The intent of this study was to determine if there were similarities between the principles of the Kodály methodology in teaching musical literacy and the principles of the balanced literacy approach to teaching reading. Three theoretical questions were investigated: what are the major principles of the balanced literacy approach; what are the major principles of the Kodály methodology; and what similarities exist between the major principles of the balanced literacy approach and the principles of the Kodály methodology? The nature of literacy and the nature of principles was defined and presented as a framework for this discussion.
Philosophical principles, principles of instructional development, and pedagogical principles in the Kodály method and the balanced literacy approach were investigated. Six philosophical principles of the Kodály method and six philosophical principles of the balanced literacy approach were discussed. Similar philosophical principles include: literacy for all; highly trained teachers as primary decision makers in the classroom; and only authentic literature and songs of intrinsic quality are to the used for instruction. The principles of instructional development are based on a child developmental model in both approaches. Similar instructional development principles state that developmental learning is child-centered, activity oriented, builds upon childrenís prior knowledge, focuses on meaningful experiences, and occurs in an interactive community.

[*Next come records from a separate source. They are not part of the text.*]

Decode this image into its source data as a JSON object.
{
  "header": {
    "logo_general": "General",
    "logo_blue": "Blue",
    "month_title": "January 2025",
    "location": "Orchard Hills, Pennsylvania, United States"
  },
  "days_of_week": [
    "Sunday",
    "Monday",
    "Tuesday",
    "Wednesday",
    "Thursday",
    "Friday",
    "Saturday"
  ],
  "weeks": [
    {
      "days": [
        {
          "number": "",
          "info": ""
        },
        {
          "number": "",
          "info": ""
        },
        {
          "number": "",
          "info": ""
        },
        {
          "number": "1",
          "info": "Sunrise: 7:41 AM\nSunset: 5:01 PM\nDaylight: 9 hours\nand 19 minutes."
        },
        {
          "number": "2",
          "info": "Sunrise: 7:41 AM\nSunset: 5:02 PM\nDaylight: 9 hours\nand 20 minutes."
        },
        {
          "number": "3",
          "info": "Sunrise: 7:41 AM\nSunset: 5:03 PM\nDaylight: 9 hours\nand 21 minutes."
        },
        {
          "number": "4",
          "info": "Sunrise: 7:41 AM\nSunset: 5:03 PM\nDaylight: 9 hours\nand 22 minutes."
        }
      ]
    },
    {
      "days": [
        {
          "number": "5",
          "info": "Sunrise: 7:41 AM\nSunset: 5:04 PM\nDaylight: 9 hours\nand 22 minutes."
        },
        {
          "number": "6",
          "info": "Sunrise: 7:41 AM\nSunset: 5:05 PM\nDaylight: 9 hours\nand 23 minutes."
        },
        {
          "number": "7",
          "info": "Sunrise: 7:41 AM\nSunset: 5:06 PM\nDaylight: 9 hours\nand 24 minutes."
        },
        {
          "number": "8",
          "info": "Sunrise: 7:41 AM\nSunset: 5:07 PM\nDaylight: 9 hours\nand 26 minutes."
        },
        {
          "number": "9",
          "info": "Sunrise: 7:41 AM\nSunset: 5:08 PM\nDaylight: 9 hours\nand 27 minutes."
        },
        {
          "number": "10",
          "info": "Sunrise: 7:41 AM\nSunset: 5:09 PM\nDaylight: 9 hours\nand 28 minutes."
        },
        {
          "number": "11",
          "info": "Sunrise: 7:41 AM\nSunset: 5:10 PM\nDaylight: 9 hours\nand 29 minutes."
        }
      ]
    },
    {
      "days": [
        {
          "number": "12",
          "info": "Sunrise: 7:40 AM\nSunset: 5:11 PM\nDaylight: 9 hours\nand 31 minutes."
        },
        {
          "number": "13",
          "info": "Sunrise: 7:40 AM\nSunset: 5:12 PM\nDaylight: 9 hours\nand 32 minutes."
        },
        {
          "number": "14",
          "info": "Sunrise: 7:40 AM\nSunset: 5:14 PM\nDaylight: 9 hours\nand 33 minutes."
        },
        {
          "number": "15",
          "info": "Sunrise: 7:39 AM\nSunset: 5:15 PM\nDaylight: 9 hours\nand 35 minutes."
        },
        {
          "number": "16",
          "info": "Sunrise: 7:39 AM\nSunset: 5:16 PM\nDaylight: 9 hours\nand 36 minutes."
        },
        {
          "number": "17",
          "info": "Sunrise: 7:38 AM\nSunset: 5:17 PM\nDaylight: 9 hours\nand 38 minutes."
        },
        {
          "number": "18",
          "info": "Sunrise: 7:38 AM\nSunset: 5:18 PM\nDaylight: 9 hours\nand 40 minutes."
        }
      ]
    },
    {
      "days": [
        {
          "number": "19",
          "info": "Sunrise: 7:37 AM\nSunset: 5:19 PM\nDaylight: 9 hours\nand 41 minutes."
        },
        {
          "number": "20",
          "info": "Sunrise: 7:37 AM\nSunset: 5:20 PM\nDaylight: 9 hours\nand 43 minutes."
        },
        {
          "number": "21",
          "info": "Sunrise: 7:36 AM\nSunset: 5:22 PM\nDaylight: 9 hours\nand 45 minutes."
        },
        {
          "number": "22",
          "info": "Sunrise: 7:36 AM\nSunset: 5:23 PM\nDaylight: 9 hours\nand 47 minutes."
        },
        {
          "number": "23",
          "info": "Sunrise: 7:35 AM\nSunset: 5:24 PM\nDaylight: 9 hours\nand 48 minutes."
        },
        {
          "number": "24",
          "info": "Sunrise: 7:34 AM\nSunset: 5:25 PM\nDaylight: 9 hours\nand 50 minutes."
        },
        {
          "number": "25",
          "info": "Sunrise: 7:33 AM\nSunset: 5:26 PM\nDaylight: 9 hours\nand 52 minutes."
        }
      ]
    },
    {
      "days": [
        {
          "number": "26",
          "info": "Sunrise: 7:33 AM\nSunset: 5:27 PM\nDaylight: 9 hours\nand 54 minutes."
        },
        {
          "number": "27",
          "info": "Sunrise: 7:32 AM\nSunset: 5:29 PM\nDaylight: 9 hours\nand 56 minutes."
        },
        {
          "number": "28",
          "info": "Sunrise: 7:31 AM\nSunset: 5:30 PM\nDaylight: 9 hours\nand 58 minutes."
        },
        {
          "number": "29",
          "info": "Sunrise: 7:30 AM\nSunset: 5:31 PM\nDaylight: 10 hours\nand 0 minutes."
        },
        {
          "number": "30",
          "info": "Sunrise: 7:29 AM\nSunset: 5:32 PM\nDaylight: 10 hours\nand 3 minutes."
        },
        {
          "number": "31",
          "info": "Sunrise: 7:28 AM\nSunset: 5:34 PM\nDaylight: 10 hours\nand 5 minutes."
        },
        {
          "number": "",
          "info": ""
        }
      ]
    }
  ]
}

All eleven pedagogical principles in both methods exhibited similar characteristics. Three critical, similar pedagogical principles in both methods are: active learning experiences; a learning sequence that moves from the concrete to the abstract; and a socially safe learning environment.
The common principles in the balanced literacy approach and the Kodály method were striking in their similarities. The absence of controversy between the methods suggest, that when literacy is the goal of education, commonalities in instruction occur across the disciplines of music and reading. Five implications for educators were recommended. The first implication states that music education is an academic core subject when taught using the Kodály inspired method. Second, music teachers should be educated in Kodály methodology and balanced literacy educators should be educated in the balanced literacy approach. Contrived music and books should be eliminated from elementary music and reading classrooms. Early education programs should be funded, and staffed by Kodály educated teachers and balanced literacy educators. Finally, the Kodály methodology and the balanced literacy approach can be naturally integrated because of their mutual pedagogical practice.